Television adverts for foods which are high in fat, salt or sugar are banned from children’s television schedules. Yet a McDonald’s “Happy Meal” advert was recently ruled to be exempt from these restrictions.

Shown between episodes of Peppa Pig, the advert promoted a meal which included chicken nuggets, pineapple and water – a menu which passed the Advertising Standards Association’s standards for healthy food. But, while it might be encouraging to see one of the world’s biggest food giants promoting fruit, can a McDonald’s advert ever truly be considered “healthy”?

It is clear that the huge amount of money spent on food advertising works. Campaigns are highly effective at persuading us to buy and eat more junk food, contributing to our expanding waistlines and hopelessly declining health.

The influence has been particularly well documented in children, who are more likely to like, demand and consume products which are high in fat, sugar or salt (HFSS) after watching adverts which promote them. Against a backdrop of worryingly high sugar consumption by children in the UK, the evidence is so compelling that the government is now considering a 9pm watershed on HFSS food marketing as part of the Childhood Obesity Plan.

Some food companies have responded by reformulating their products to cut down on sugar, salt and fat.

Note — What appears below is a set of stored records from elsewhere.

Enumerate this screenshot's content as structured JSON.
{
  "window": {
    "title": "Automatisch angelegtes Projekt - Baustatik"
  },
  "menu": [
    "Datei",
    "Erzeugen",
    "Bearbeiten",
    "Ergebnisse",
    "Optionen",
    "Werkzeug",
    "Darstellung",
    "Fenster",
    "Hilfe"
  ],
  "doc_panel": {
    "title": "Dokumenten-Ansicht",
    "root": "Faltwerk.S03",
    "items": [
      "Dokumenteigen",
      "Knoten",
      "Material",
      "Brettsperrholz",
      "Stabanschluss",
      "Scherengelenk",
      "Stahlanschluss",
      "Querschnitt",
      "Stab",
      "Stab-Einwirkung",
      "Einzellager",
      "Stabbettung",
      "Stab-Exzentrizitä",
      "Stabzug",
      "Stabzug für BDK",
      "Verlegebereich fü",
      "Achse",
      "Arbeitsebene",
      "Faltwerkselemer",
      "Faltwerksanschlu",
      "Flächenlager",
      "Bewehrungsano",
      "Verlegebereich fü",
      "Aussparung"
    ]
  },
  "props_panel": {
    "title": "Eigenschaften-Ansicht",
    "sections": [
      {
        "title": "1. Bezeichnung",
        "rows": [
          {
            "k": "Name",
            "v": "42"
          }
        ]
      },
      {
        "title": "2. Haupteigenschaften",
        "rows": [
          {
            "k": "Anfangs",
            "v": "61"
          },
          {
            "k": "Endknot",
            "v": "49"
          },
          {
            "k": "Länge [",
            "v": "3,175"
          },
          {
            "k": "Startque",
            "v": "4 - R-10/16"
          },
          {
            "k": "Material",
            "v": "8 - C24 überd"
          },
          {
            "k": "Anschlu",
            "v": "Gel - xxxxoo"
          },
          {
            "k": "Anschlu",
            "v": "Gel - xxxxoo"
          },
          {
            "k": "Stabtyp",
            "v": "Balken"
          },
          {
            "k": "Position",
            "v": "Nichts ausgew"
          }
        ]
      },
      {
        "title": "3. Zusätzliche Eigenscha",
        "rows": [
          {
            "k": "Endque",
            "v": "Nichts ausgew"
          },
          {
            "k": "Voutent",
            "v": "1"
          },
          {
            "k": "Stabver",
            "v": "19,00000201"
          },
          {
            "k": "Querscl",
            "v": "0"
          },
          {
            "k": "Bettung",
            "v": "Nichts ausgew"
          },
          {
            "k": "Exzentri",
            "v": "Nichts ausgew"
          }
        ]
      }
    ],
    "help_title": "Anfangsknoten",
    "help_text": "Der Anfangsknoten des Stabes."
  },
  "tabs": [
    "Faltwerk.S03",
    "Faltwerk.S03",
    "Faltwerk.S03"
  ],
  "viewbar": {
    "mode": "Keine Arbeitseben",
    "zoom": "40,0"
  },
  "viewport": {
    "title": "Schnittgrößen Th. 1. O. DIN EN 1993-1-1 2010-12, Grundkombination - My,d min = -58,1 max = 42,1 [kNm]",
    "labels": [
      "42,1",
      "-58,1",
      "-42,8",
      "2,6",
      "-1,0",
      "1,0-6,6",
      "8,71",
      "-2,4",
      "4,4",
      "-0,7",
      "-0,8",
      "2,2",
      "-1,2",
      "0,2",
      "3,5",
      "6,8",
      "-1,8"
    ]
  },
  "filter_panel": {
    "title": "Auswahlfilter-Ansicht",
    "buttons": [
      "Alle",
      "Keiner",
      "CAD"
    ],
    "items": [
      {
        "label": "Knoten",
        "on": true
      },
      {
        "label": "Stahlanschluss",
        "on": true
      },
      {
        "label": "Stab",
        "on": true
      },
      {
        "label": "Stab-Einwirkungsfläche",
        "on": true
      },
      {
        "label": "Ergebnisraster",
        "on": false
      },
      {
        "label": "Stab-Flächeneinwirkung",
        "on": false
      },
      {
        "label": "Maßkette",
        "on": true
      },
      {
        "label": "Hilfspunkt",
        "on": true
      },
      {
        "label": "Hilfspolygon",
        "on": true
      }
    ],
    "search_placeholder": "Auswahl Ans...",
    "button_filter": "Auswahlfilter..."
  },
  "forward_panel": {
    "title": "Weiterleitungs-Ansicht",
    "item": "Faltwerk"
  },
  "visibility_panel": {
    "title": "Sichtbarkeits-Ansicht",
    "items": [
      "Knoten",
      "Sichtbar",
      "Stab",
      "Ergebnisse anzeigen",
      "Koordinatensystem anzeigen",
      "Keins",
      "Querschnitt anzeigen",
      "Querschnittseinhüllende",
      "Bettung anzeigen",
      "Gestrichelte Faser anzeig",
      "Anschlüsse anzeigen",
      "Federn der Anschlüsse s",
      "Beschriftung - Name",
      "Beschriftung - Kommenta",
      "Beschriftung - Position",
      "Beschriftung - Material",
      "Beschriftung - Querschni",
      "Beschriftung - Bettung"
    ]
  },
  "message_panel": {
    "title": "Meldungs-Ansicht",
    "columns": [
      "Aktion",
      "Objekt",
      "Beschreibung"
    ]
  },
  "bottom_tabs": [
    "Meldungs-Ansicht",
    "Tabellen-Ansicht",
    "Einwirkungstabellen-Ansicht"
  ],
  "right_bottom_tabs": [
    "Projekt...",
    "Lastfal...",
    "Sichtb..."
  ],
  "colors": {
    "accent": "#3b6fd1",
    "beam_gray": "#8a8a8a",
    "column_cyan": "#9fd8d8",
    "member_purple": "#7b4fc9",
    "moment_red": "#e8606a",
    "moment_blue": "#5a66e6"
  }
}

This means that traditionally HFSS brands are now producing healthier, “non-HFSS” products which are exempt from the marketing restrictions, including the Happy Meal that appeared during the Peppa Pig ad-breaks.